• Task objective
Across all the records, filter for lines with the word "time" and copy them.

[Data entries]
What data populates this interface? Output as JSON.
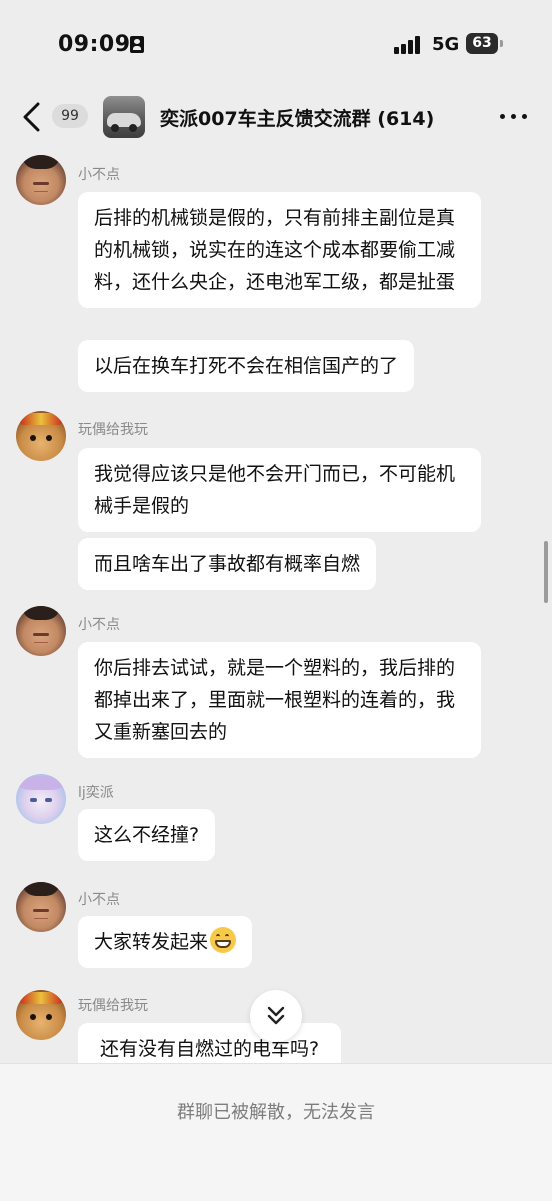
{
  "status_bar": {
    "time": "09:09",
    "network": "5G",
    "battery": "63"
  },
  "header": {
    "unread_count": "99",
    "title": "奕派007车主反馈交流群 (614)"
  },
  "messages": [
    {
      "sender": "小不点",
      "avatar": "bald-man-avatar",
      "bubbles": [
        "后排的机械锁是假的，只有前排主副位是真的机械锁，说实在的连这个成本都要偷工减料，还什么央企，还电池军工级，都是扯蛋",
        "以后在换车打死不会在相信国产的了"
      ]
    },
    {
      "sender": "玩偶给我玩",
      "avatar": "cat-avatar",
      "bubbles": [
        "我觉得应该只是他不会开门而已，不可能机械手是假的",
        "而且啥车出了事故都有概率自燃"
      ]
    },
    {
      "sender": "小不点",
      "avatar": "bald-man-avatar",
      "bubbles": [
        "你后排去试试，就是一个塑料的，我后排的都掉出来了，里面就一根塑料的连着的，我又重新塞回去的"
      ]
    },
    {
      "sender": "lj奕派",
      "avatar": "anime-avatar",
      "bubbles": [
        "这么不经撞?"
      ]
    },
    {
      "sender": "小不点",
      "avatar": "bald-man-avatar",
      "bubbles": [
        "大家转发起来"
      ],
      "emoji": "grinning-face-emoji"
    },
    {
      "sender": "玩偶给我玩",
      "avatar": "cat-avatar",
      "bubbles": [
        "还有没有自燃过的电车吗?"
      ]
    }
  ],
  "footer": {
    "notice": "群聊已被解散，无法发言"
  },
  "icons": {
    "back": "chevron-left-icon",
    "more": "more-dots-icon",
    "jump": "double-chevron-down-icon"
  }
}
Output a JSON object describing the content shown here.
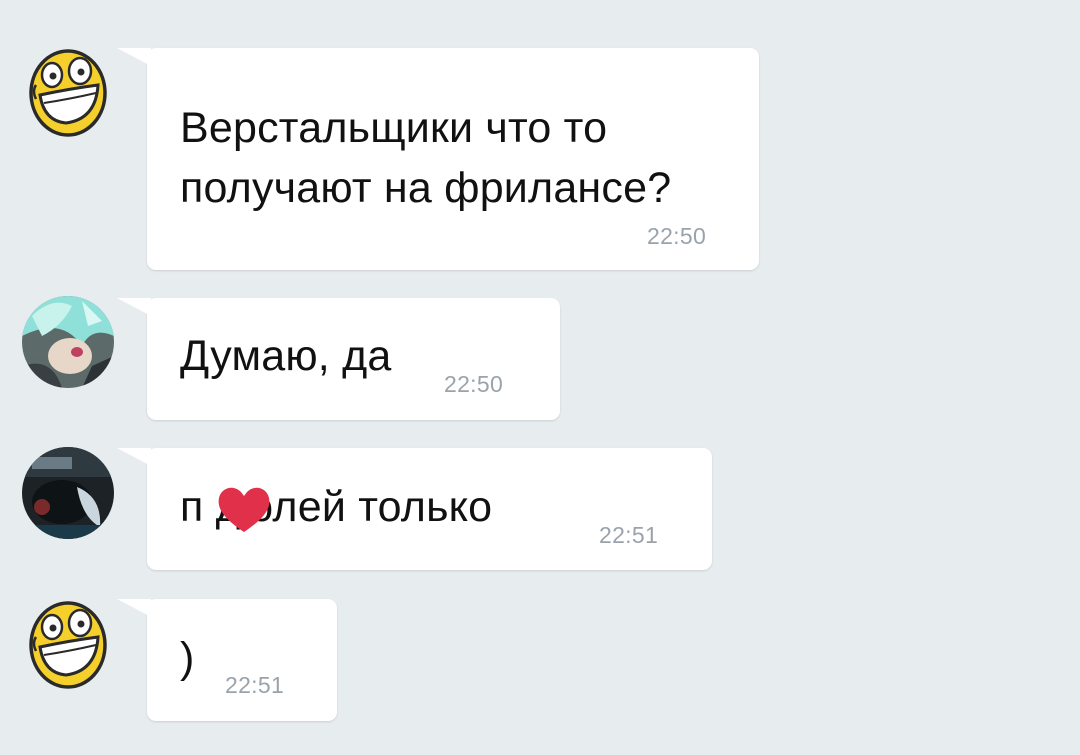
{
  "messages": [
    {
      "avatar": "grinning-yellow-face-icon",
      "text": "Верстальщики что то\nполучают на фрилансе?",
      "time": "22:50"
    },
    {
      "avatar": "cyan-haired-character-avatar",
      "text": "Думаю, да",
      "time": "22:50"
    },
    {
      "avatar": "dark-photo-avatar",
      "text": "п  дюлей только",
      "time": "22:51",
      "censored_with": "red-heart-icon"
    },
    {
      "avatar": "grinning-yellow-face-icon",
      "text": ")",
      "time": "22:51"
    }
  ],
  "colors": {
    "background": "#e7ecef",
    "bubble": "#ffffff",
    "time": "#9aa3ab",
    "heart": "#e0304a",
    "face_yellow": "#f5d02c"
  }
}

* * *

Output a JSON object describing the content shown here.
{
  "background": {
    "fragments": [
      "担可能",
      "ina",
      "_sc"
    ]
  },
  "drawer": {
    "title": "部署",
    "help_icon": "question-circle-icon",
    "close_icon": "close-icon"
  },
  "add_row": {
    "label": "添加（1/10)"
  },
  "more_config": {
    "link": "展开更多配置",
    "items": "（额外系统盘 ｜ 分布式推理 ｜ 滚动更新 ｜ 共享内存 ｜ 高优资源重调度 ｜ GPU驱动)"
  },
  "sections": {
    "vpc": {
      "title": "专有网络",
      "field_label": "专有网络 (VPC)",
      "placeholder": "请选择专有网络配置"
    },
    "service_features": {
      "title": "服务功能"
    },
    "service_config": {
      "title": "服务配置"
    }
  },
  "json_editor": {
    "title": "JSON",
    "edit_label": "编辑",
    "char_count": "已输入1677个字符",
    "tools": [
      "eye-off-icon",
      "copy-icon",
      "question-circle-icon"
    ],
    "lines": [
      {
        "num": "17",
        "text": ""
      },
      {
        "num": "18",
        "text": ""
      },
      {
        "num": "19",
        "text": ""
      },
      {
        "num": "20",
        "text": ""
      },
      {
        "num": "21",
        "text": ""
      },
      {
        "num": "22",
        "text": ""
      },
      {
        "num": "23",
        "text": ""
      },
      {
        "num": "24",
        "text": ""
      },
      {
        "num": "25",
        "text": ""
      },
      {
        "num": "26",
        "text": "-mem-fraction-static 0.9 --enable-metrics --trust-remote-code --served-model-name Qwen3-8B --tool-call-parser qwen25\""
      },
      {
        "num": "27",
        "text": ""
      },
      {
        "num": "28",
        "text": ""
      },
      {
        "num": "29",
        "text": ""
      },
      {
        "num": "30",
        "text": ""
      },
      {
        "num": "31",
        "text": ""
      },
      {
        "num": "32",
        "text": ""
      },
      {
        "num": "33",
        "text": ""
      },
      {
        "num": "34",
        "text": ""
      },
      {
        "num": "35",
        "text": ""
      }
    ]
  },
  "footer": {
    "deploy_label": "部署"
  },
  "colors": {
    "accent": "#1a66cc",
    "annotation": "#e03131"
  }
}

• Result below
    "time": "09:09",
      "time": "22:50"
      "time": "22:50"
      "time": "22:51",
      "time": "22:51"
    "time": "#9aa3ab",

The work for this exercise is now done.